By Farangis Najibullah
'Immoral' games and 'improper' photos have led to the closure of many Internet cafes
|'Immoral' games and 'improper' photos have led to the closure of many Internet cafes|
At least 23 people -- including several women -- have been detained for similar reasons.
The owner of one of the Tehran Internet cafes that was inspected and temporarily closed down by police, who gave his name as Hessam, told RFE/RL's Radio Farda that police started questioning him when they found some family photos -- with a female member of the family among them -- on a computer.
"We had a few family photos in our system. They asked, 'Who is this girl that is sitting close to you?'" Hessam said. "Just because of those private photos, they closed this place for three or four days. [The police pressure] has reached that level!

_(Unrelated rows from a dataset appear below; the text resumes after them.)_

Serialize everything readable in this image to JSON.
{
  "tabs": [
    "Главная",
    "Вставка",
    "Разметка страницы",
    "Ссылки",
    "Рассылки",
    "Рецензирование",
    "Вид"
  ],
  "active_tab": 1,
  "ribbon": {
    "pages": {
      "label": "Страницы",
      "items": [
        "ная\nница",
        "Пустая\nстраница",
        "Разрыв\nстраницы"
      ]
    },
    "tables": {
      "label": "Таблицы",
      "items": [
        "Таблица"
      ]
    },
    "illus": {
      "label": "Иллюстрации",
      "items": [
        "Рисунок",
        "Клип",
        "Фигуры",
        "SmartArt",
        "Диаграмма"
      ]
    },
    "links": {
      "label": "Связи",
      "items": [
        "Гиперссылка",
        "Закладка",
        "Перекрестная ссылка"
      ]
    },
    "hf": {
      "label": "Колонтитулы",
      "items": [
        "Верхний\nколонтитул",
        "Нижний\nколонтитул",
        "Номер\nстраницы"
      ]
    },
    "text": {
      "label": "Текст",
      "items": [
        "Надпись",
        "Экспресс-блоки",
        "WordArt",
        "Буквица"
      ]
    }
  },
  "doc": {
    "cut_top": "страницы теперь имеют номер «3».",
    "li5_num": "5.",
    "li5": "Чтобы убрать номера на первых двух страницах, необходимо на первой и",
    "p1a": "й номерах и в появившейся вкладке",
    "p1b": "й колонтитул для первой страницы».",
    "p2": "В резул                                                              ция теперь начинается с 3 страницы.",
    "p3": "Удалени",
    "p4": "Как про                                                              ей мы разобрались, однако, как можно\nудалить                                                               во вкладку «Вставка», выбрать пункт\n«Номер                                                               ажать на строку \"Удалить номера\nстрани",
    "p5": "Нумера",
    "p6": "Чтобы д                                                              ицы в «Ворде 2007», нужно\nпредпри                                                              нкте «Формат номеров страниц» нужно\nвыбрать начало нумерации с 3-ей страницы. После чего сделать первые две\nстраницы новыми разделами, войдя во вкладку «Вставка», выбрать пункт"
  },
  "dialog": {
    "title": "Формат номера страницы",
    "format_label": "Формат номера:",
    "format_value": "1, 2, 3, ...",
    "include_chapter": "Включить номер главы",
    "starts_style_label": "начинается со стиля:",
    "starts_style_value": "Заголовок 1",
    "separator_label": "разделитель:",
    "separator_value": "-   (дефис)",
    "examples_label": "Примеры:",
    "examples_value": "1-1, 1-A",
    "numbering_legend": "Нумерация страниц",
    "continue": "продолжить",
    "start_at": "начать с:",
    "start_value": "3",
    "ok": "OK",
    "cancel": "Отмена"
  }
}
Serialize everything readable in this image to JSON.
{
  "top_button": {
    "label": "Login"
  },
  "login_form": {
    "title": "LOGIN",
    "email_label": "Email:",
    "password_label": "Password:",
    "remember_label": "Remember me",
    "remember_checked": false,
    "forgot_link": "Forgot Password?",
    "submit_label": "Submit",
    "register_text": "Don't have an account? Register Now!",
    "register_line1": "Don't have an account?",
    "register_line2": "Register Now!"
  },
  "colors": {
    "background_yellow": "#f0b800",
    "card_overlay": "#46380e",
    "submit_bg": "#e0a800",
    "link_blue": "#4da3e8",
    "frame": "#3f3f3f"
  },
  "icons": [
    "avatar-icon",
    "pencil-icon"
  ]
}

It has become a headache, a problem for everybody. We don't know what to do."
The Internet, and Internet cafes, have become increasingly popular in Tehran and other Iranian cities in recent years.
According to official state figures, 60 percent of the country's population has access to the Internet. However, independent sources say that figure is exaggerated, given the fact that many Iranians villages do not even have electricity. International estimates say that some 20 percent of Iranians have access to the Internet.
Most of the customers at Internet cafes are young people who come to play computer games, check their e-mail, or take part in website chat rooms and blogs.
Some Iranian journalists describe the latest campaign as an attempt by the authorities to limit access to a major source of alternative news and information and restrict Iranian's intellectual and social freedom.
Badrolsadat Mofeedi, an independent journalist and a campaigner for media rights, told RFE/RL from Tehran that the latest assault on Internet cafes is no surprise. Mofeedi said that "in addition to a crackdown on independent media, every now and then the Iranian authorities put pressure on all other sources of news and information, such as satellite dishes, the Internet, and even bookshops."
In October, several Tehran bookstores were given a 72-hour ultimatum to close down coffee shops that were operating inside their stores. Amaken-e Omomi, a state body that controls retail trade, said that operating a cafe inside a bookshop is an "illegal mixture" of trades.
"Some Internet sites have been filtered. A variety of measures has been taken to restrict the political and social atmosphere for those who are involved in the distribution of the information," Mofeedi said.
The Iranian authorities say they have blocked access to "immoral websites" such as pornographic sites.
According to Iranian independent journalists, however, many political websites -- including personal weblogs or blogs -- and many independent news sources are blocked with a filter so that Iranians cannot access them. Those sites includes radiofarda.com.
Hassem, the Internet-cafe owner, says the "heavy filtering of the websites has slowed down the Internet in Iran, reducing its speed by almost 50 percent."
The clampdown has coincided with the ongoing police campaign against anyone who violates a strict Islamic dress code.
The police have even installed mobile stations on Tehran's busiest streets to stop women who disobey the dress code, for instance by wearing a hat instead of a head scarf or by tucking their pants inside of their boots.
Isa Saharkhiz, an independent journalist and a member of the Association for Press Freedom in Iran, told RFE/RL from Tehran that enforcing these restrictions -- on everything from dress to the Internet -- has been part of the Iranian government's policy since President Mahmud Ahmadinejad came to power in 2005.
Saharkhiz said the closure of the cafes was partially aimed at preventing young people and intellectuals from getting together, as well as trying to restrict the free flow of information.
"None of these practices brought any results in the past," Saharkhiz says. "No one is able to put barriers on news and information and, especially, no one can shut down the Internet -- in Iran or elsewhere in the world."
Cafe owner Hassem said that no matter how hard the authorities try to block access to websites, young Iranians will succeed in circumventing the filter and find their way to the prohibited sites.